The entourage effect is the mechanism in which cannabinoids act synergistically with each other and numerous other compounds within the plant, such as terpenes, flavonoids and resins. The entourage effect was coined in the late 1990s by the famous Rafael Mechuolam, Shimon Ben-Shabat and their group of Israeli researchers.
The discovery of cannabinoids’ ability to enhance and compliment each other has led to huge advances in extraction and formulation strategies. While the term ‘entourage effect’ is primarily used in the cannabis industry, this phenomenon is thought to occur in a wide range of botanical medicines.
In the realms of recreational cannabis, the entourage effect is touted for its capacity to enhance the effects of THC and contribute to the psychoactive and somatic experiences of cannabis.
However, in the medical setting, the synergistic action of cannabinoids and other plant compounds is appreciated for its propensity to alleviate symptoms of complex or difficult to treat conditions such as autoimmune, gastrointestinal and mood disorders.
At a physiological level, combinations of cannabinoids, terpenes and flavonoids can increase the activity of endogenous cannabinoids and interact with the body’s endocannabinoid system.
Additionally, cannabinoids are thought to have a symbiotic action, the most well-known example of this is CBD’s action mitigating the psychoactive effects of THC. Terpenes also have their role in the entourage effect: to name a couple, 𝛽-myrcene as an anti-inflammatory and linalool with anticonvulsant activity. Both of these examples correspond with well-documented actions of CBD.
You could imagine the action of the entourage effect to be much like an orchestra. Each musician has great skill individually, their talent can operate in isolation or can have an entirely different impact when combined with other musicians in the orchestra.
For medical cannabis patients, the choice between isolated cannabis treatments and full or broad-spectrum formulations primarily is determined by the presenting condition.
The drug Marinol has been on the market since the 1980s used as a potent appetite stimulant in treating anorexia as well as nausea and vomiting associated with cancer therapy. In the case of Marinol, isolated synthetic THC produces the desired effect in increasing hunger, yet is commonly associated with side effects such as paranoia and a subjective high.

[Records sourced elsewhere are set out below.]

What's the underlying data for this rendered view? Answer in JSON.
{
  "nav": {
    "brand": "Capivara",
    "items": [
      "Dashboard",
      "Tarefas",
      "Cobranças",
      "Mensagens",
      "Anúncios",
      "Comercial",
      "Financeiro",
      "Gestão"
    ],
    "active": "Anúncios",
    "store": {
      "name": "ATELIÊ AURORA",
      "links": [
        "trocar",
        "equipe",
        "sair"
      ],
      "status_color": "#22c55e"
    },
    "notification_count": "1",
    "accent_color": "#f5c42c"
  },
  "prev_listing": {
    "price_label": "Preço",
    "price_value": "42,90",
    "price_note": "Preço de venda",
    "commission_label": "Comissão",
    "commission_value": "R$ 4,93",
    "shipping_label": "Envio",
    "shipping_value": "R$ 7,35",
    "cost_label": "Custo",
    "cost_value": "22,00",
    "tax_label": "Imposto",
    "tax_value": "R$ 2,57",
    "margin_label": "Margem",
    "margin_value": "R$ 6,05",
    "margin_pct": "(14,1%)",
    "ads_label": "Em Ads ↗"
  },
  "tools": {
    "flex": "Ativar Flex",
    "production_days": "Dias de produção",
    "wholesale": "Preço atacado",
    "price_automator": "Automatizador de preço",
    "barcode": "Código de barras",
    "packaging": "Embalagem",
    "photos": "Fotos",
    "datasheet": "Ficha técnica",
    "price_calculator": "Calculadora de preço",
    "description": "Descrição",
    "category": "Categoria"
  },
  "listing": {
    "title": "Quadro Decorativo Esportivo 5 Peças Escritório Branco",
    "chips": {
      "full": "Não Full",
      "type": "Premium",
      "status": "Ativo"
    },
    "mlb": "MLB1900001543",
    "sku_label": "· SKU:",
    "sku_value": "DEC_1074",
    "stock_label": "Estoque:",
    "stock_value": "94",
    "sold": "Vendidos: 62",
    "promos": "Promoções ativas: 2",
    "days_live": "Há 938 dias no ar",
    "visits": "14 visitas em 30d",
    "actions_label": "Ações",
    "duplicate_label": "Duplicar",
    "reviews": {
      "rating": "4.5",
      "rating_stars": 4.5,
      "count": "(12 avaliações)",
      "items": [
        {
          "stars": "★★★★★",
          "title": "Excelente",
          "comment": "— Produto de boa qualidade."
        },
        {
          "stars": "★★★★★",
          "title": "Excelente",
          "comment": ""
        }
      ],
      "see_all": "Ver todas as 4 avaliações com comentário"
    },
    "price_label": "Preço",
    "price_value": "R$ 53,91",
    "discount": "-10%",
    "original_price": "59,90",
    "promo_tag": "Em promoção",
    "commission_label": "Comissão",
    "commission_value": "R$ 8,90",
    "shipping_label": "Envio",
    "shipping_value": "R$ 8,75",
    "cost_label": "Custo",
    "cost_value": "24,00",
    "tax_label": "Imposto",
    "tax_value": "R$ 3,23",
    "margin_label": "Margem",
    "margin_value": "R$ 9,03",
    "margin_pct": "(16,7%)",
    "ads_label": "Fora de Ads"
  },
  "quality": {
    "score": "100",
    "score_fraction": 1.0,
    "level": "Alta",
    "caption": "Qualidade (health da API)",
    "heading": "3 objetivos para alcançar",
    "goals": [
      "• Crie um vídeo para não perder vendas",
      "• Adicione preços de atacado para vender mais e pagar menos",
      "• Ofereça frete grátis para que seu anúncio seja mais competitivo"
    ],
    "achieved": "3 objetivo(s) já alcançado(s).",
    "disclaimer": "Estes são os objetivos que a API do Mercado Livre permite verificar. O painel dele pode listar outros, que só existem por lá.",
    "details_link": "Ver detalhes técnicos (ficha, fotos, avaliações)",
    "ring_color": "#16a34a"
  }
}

When taking formulations or whole-plant extracts, patients are ingesting a range of carefully measured cannabinoids, terpenes and other plant compounds. By choosing formulations prescribers can select products that are most suitable to the patient’s needs, in doing so utilising the potential benefits of the entourage effect.
In studies relating to human breast cancer cells in vitro, formulated extracts were compared to pure THC, with positive outcomes seen from the formulated treatment, rather than THC-only. The authors believed this may be attributed to the combined action of THC with minor cannabinoids, CBG and THCA.
Other evidence for the entourage effect’s impact in treating skin conditions, bacterial infections, mood and cognitive disorders is beginning to be uncovered. In contrast, a recent study has reported no differences when administering terpenes with phytocannabinoids in the context of activating cannabinoid receptors.
While there is little solid evidence for either side of the debate, a strong appetite for information on the topic continues to fuel clinical research.